All this has led to anguished discussions about people living in echo chambers, sealed-off social worlds in which the only views they hear are ones echoing their own, and about the role of social media in creating such worlds. Studies suggest that such fears are exaggerated; that, for instance, Facebook users do have access to contrary views.
More important, social media have not created a fragmented world. They merely reflect and amplify one that already exists, a world in which the authority of traditional institutions has eroded, in which old vehicles of political change have disappeared and in which there is often a welling of anger without a conventional political outlet.
If the problem of fake news is more complex than is commonly suggested, the solutions offered are often worse than the problem itself. There are demands that Facebook should censor feeds and weed out fake stories, and for the law to come down hard on those who promote lies. But who should decide what is fake and what isn’t?
Do we really want Mark Zuckerberg, or the United States government, to determine what constitutes truth? Do we really want to go back to the days when the only fake news was “official” fake news?
Fake news is a problem.
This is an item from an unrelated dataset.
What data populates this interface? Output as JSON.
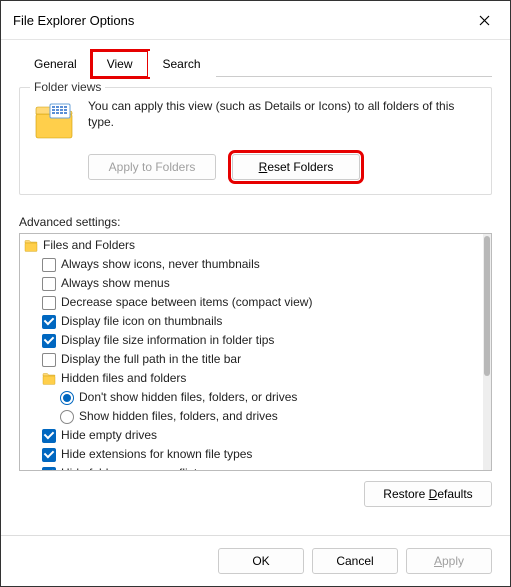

But we should not exaggerate its newness, misunderstand its cause or promote cures worse than the disease.